By Adrienne Breaux Images by Adam Fortner Constructed using methods perfected long ago, focused on craftsmanship, and made of natural, durable materials, these unconventional homes sure don’t look like anything else in the neighborhood.
Farm animals have been sleeping comfortably in barns for quite awhile, but it’s not the sort of structure you often see humans tucking into at night. Unless it’s a reclaimed old wood barn restored by Waco-based Heritage Restorations. Founded by Kevin Durkin in 1997, Heritage Restorations finds old historic barns, mills, cabins, houses, and other buildings from the 1700s and 1800s to disassemble, move, restore, and repurpose into homes. Heritage Restorations has moved barns and old structures mostly from the Northeast (where the oldest and best-crafted ones are located) to over 25 states and international locations like China, New Zealand, and Australia. You can also find them sprinkled around the Hill Country; Durkin estimates they’ve taken on 50 projects in Texas so far. Yehoshua Gutkin’s reasons for choosing a historic barn for his Frederiksburg home were simple: With only about 200 barn homes so far repurposed by Heritage Restorations, it’s a home like no other, with a charm that fits right into Texas Western style. “I came from Germany where we dream of cowboys and Indians,” Gutkin says. “I always wanted to do something very Texas. And this [house] is very authentic. I kept the character of it, inside and out.” Gutkin’s 200-year-old barn was found in New York, disassembled, and brought back to his six acres of land just outside of Fredericksburg, where he trains horses. At 2,200 square feet, his house features an expansive living room and kitchen, sleeping loft, master bath, and a couple of guest bedrooms. The house was finished last May, and Gutkin moved in over Christmas. Living in historic charm doesn’t mean you can’t live in modern comfort: Because these timber frames can be enveloped in insulation, they’re much more energy efficient than traditional buildings.
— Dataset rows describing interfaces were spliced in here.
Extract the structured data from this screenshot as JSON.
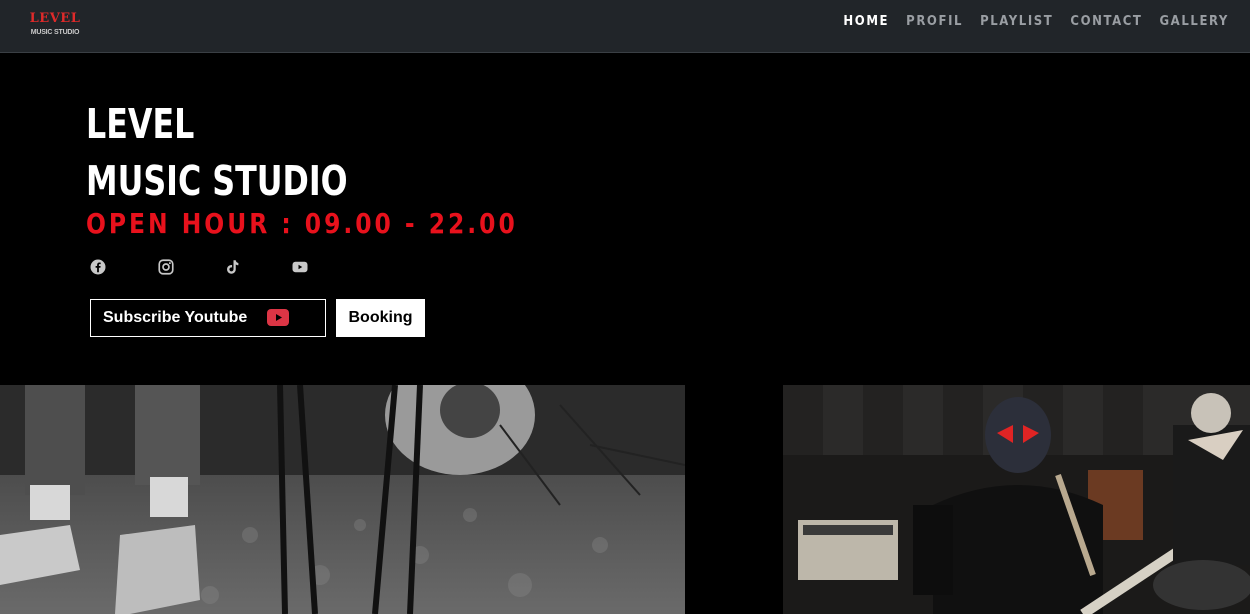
{
  "navbar": {
    "logo": {
      "top_text": "LEVEL",
      "bottom_text": "MUSIC STUDIO"
    },
    "links": [
      {
        "label": "HOME",
        "active": true
      },
      {
        "label": "PROFIL",
        "active": false
      },
      {
        "label": "PLAYLIST",
        "active": false
      },
      {
        "label": "CONTACT",
        "active": false
      },
      {
        "label": "GALLERY",
        "active": false
      }
    ]
  },
  "hero": {
    "title_line1": "LEVEL",
    "title_line2": "MUSIC STUDIO",
    "open_hour": "OPEN HOUR : 09.00 - 22.00",
    "socials": [
      "facebook-icon",
      "instagram-icon",
      "tiktok-icon",
      "youtube-icon"
    ],
    "subscribe_label": "Subscribe Youtube",
    "booking_label": "Booking"
  },
  "colors": {
    "navbar_bg": "#212529",
    "accent_red": "#e8111c",
    "nav_active": "#ffffff",
    "nav_inactive": "#9a9ea3",
    "youtube_red": "#dc3545"
  },
  "gallery": {
    "left_photo": "drummer-floor-photo",
    "right_photo": "masked-band-photo"
  }
}
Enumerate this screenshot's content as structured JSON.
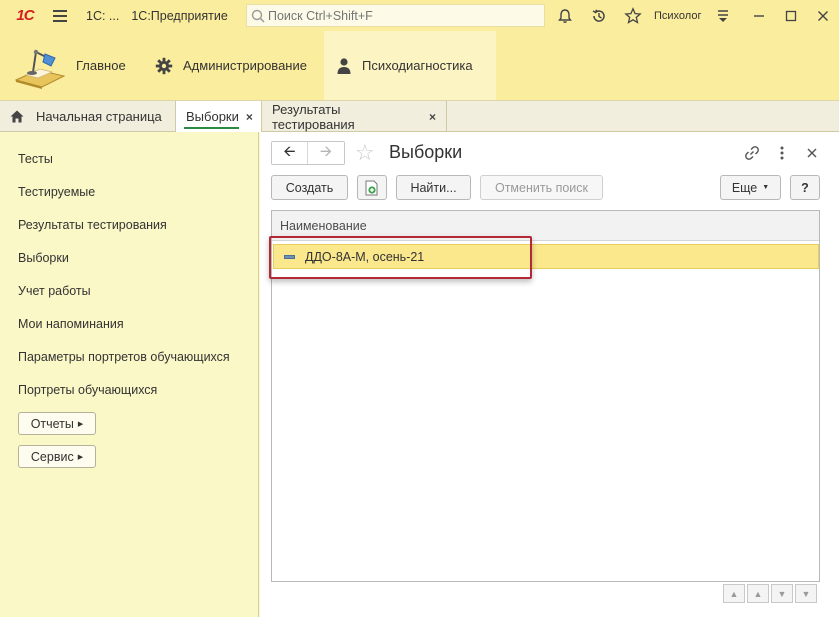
{
  "titlebar": {
    "logo": "1С",
    "app_short": "1С: ...",
    "app_name": "1С:Предприятие",
    "search_placeholder": "Поиск Ctrl+Shift+F",
    "user": "Психолог"
  },
  "sections": [
    {
      "label": "Главное",
      "icon": "desk-lamp-icon"
    },
    {
      "label": "Администрирование",
      "icon": "gear-icon"
    },
    {
      "label": "Психодиагностика",
      "icon": "person-icon"
    }
  ],
  "open_tabs": [
    {
      "label": "Начальная страница",
      "icon": "home-icon"
    },
    {
      "label": "Выборки",
      "close": "×"
    },
    {
      "label": "Результаты тестирования",
      "close": "×"
    }
  ],
  "nav": {
    "items": [
      "Тесты",
      "Тестируемые",
      "Результаты тестирования",
      "Выборки",
      "Учет работы",
      "Мои напоминания",
      "Параметры портретов обучающихся",
      "Портреты обучающихся"
    ],
    "reports_button": "Отчеты",
    "service_button": "Сервис"
  },
  "form": {
    "title": "Выборки",
    "buttons": {
      "create": "Создать",
      "find": "Найти...",
      "cancel_search": "Отменить поиск",
      "more": "Еще",
      "help": "?"
    },
    "table": {
      "columns": [
        "Наименование"
      ],
      "rows": [
        {
          "name": "ДДО-8А-М, осень-21"
        }
      ]
    }
  },
  "colors": {
    "panel": "#fbed9e",
    "nav_bg": "#fbf8c7",
    "selected_row": "#fbe78c",
    "highlight_frame": "#b32a36",
    "active_tab_underline": "#2d8a44"
  }
}
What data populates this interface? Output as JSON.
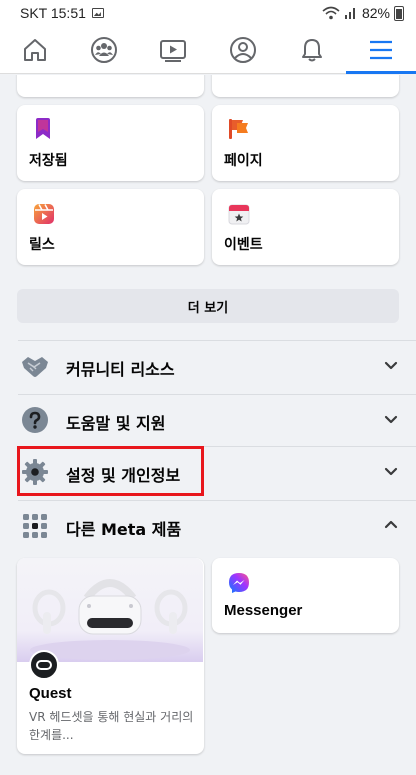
{
  "status": {
    "carrier_time": "SKT 15:51",
    "battery": "82%"
  },
  "nav": {
    "items": [
      "home-icon",
      "friends-icon",
      "watch-icon",
      "profile-icon",
      "notifications-icon",
      "menu-icon"
    ]
  },
  "shortcuts": [
    {
      "label": "저장됨",
      "icon": "bookmark-icon"
    },
    {
      "label": "페이지",
      "icon": "flag-icon"
    },
    {
      "label": "릴스",
      "icon": "reels-icon"
    },
    {
      "label": "이벤트",
      "icon": "calendar-icon"
    }
  ],
  "more_button": "더 보기",
  "sections": [
    {
      "label": "커뮤니티 리소스",
      "icon": "handshake-icon",
      "expanded": false
    },
    {
      "label": "도움말 및 지원",
      "icon": "question-icon",
      "expanded": false
    },
    {
      "label": "설정 및 개인정보",
      "icon": "gear-icon",
      "expanded": false
    },
    {
      "label": "다른 Meta 제품",
      "icon": "grid-icon",
      "expanded": true
    }
  ],
  "products": [
    {
      "title": "Quest",
      "description": "VR 헤드셋을 통해 현실과 거리의 한계를..."
    },
    {
      "title": "Messenger"
    }
  ],
  "colors": {
    "accent": "#1877f2",
    "highlight": "#e8161c"
  }
}
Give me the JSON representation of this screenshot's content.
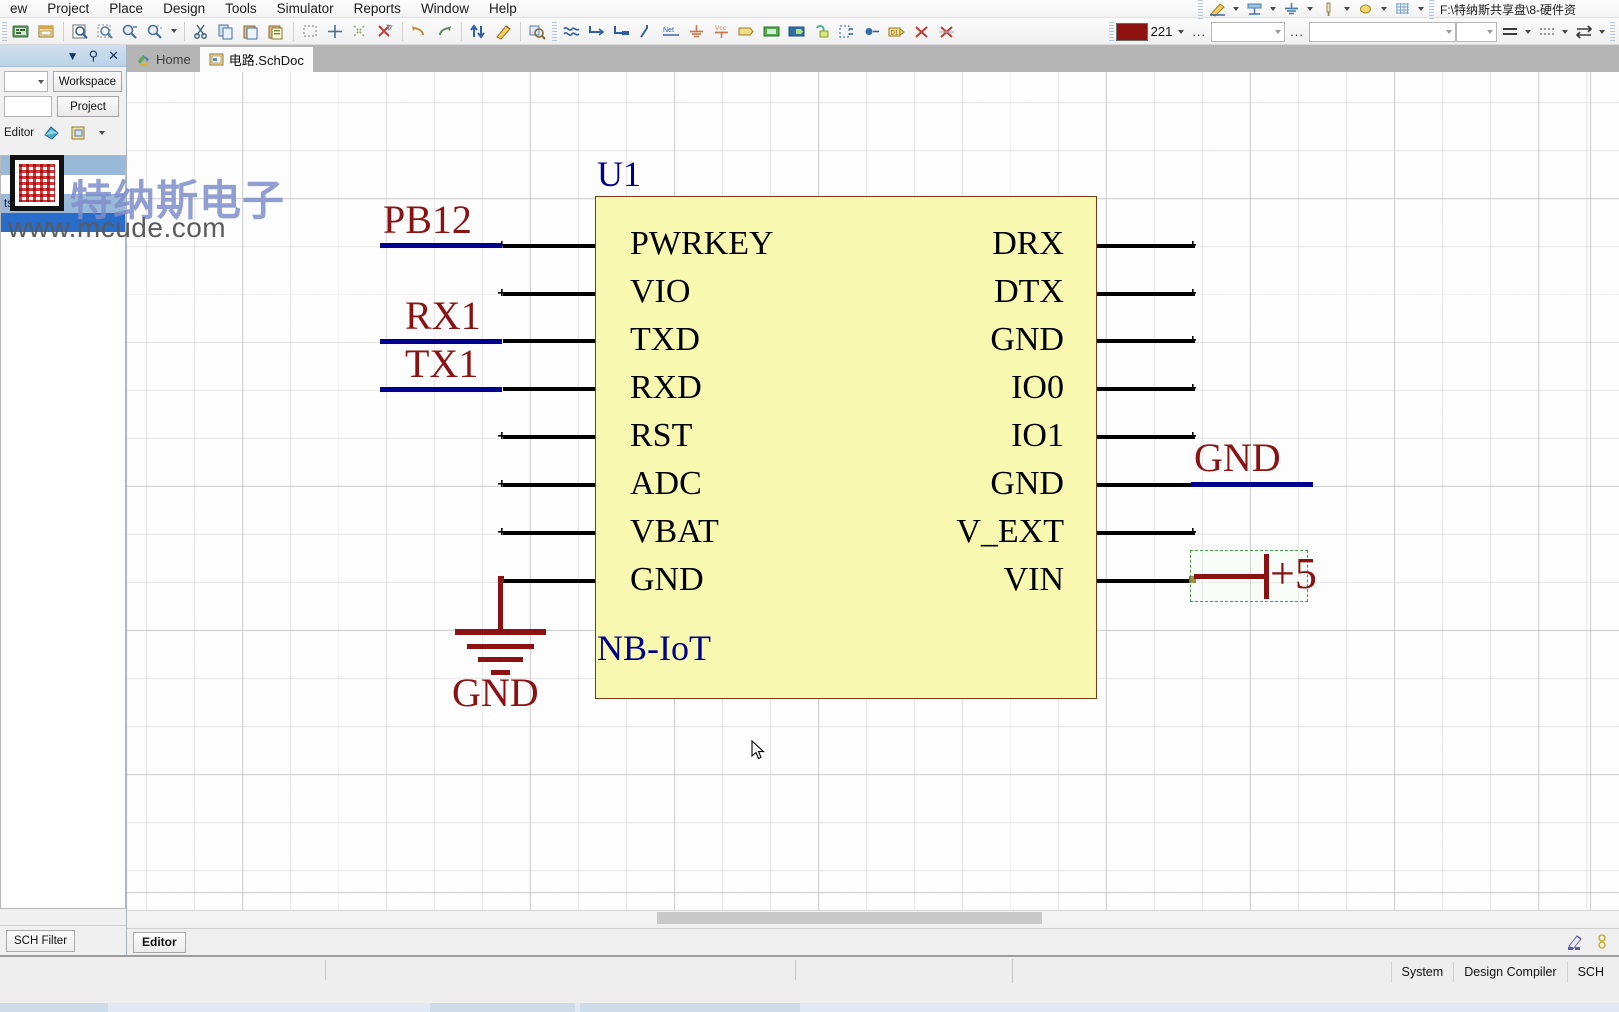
{
  "menu": {
    "items": [
      {
        "label": "ew",
        "accel": ""
      },
      {
        "label": "Project",
        "accel": "j"
      },
      {
        "label": "Place",
        "accel": "P"
      },
      {
        "label": "Design",
        "accel": "D"
      },
      {
        "label": "Tools",
        "accel": "T"
      },
      {
        "label": "Simulator",
        "accel": "S"
      },
      {
        "label": "Reports",
        "accel": "R"
      },
      {
        "label": "Window",
        "accel": "W"
      },
      {
        "label": "Help",
        "accel": "H"
      }
    ]
  },
  "toolbar": {
    "icons": [
      "open-document-icon",
      "save-document-icon",
      "print-preview-icon",
      "zoom-area-icon",
      "zoom-in-icon",
      "zoom-out-icon",
      "cut-icon",
      "copy-icon",
      "paste-icon",
      "paste-special-icon",
      "select-area-icon",
      "move-selection-icon",
      "clear-selection-icon",
      "deselect-all-icon",
      "undo-icon",
      "redo-icon",
      "up-down-hierarchy-icon",
      "cross-probe-icon",
      "browse-component-icon",
      "place-wire-icon",
      "place-bus-icon",
      "place-signal-harness-icon",
      "place-bus-entry-icon",
      "place-net-label-icon",
      "place-gnd-power-port-icon",
      "place-vcc-power-port-icon",
      "place-port-icon",
      "place-sheet-symbol-icon",
      "place-sheet-entry-icon",
      "place-device-sheet-icon",
      "place-harness-connector-icon",
      "place-harness-entry-icon",
      "place-part-icon",
      "no-erc-icon",
      "delete-no-erc-icon"
    ],
    "document_path": "F:\\特纳斯共享盘\\8-硬件资",
    "color_value": "221",
    "color_hex": "#8f1212",
    "ellipsis": "..."
  },
  "left_panel": {
    "caption_icons": [
      "chevron-down-icon",
      "pin-icon",
      "close-icon"
    ],
    "buttons": {
      "workspace": "Workspace",
      "project": "Project"
    },
    "editor_label": "Editor",
    "list_label": "ts",
    "bottom_tab": "SCH Filter"
  },
  "tabs": [
    {
      "label": "Home",
      "icon": "home-icon",
      "active": false
    },
    {
      "label": "电路.SchDoc",
      "icon": "schematic-document-icon",
      "active": true
    }
  ],
  "watermark": {
    "brand": "特纳斯电子",
    "url": "www.mcude.com",
    "logo": "chip-seal-logo"
  },
  "schematic": {
    "designator": "U1",
    "component_name": "NB-IoT",
    "left_pins": [
      "PWRKEY",
      "VIO",
      "TXD",
      "RXD",
      "RST",
      "ADC",
      "VBAT",
      "GND"
    ],
    "right_pins": [
      "DRX",
      "DTX",
      "GND",
      "IO0",
      "IO1",
      "GND",
      "V_EXT",
      "VIN"
    ],
    "left_net_labels": [
      "PB12",
      "RX1",
      "TX1"
    ],
    "right_net_labels": [
      "GND"
    ],
    "ground_symbol_label": "GND",
    "power_port_label": "+5",
    "colors": {
      "body_fill": "#f8f8b0",
      "body_border": "#7b3b18",
      "designator": "#00008f",
      "net_label": "#8b1212",
      "wire": "#000000",
      "net_wire": "#00008f",
      "selection": "#4a9a4a"
    }
  },
  "canvas": {
    "editor_tab": "Editor",
    "collapse_icon": "collapse-left-icon"
  },
  "status_bar": {
    "panels": [
      "System",
      "Design Compiler",
      "SCH"
    ],
    "icons": [
      "highlight-pen-icon",
      "panel-chain-icon"
    ]
  }
}
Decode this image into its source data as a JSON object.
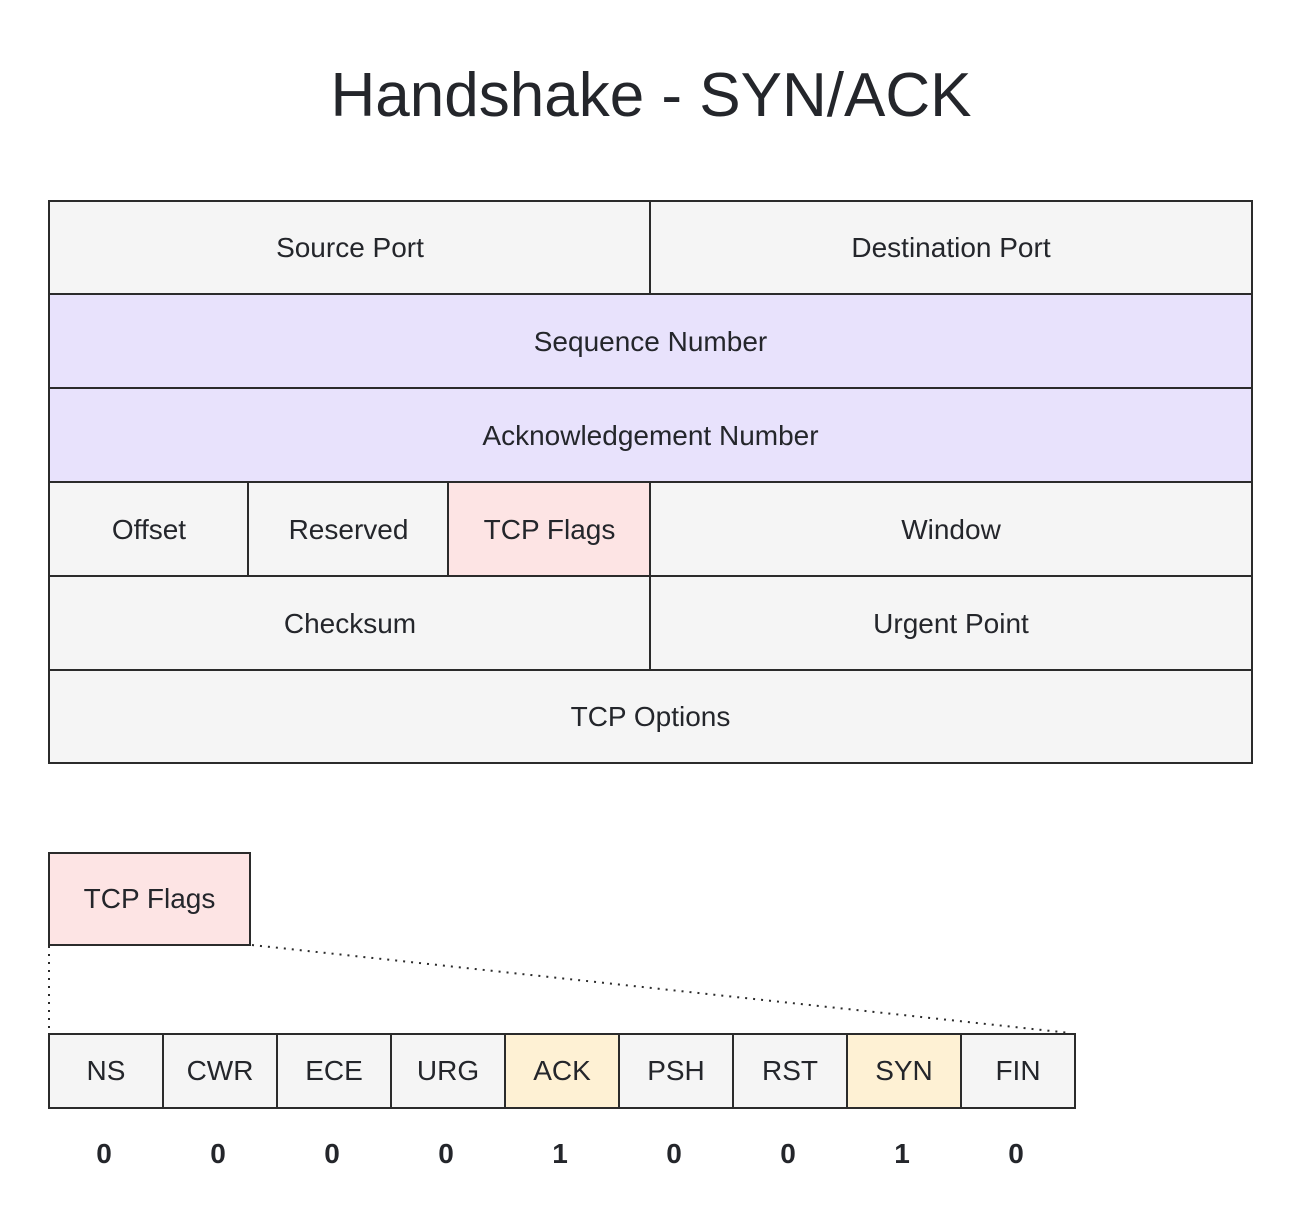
{
  "title": "Handshake - SYN/ACK",
  "header": {
    "source_port": "Source Port",
    "destination_port": "Destination Port",
    "sequence_number": "Sequence Number",
    "acknowledgement_number": "Acknowledgement Number",
    "offset": "Offset",
    "reserved": "Reserved",
    "tcp_flags": "TCP Flags",
    "window": "Window",
    "checksum": "Checksum",
    "urgent_point": "Urgent Point",
    "tcp_options": "TCP Options"
  },
  "flags_detail": {
    "label": "TCP Flags",
    "flags": [
      {
        "name": "NS",
        "value": "0",
        "highlight": false
      },
      {
        "name": "CWR",
        "value": "0",
        "highlight": false
      },
      {
        "name": "ECE",
        "value": "0",
        "highlight": false
      },
      {
        "name": "URG",
        "value": "0",
        "highlight": false
      },
      {
        "name": "ACK",
        "value": "1",
        "highlight": true
      },
      {
        "name": "PSH",
        "value": "0",
        "highlight": false
      },
      {
        "name": "RST",
        "value": "0",
        "highlight": false
      },
      {
        "name": "SYN",
        "value": "1",
        "highlight": true
      },
      {
        "name": "FIN",
        "value": "0",
        "highlight": false
      }
    ]
  },
  "colors": {
    "default_fill": "#f5f5f5",
    "number_fill": "#e8e2fc",
    "flags_fill": "#fde4e4",
    "set_flag_fill": "#fef1d4",
    "border": "#2b2b2b"
  }
}
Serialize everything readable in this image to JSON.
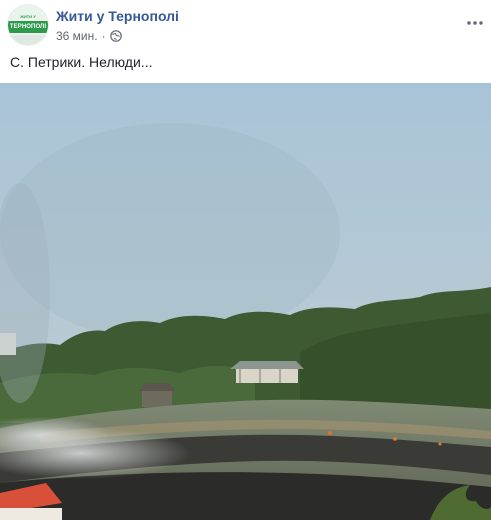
{
  "post": {
    "page_name": "Жити у Тернополі",
    "timestamp": "36 мин.",
    "separator": "·",
    "privacy_icon": "globe-icon",
    "more_icon": "more-horizontal-icon",
    "text": "С. Петрики. Нелюди..."
  },
  "avatar": {
    "top_text": "ЖИТИ У",
    "band_text": "ТЕРНОПОЛІ",
    "accent_color": "#2e9a4d"
  },
  "colors": {
    "page_name_link": "#365899",
    "meta_text": "#616770"
  }
}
There’s no heat gain in the summer or loss in the winter. And they’re a great base to add your own sustainable elements, like reclaimed materials for hinges or flooring. The price tag for a custom house runs from $150 to $350/square foot and beyond. And though these structures might not be ideally preserved—where they originally stood and for their original use—this repurposing allows for more beautiful buildings to be enjoyed. For Gutkin, pride for his unique barn home translates to complete dedication. “I don’t want anything else,” he says. “If I ever built another home it would look just like this.” Published in Tribeza Austin Magazine(September 2013).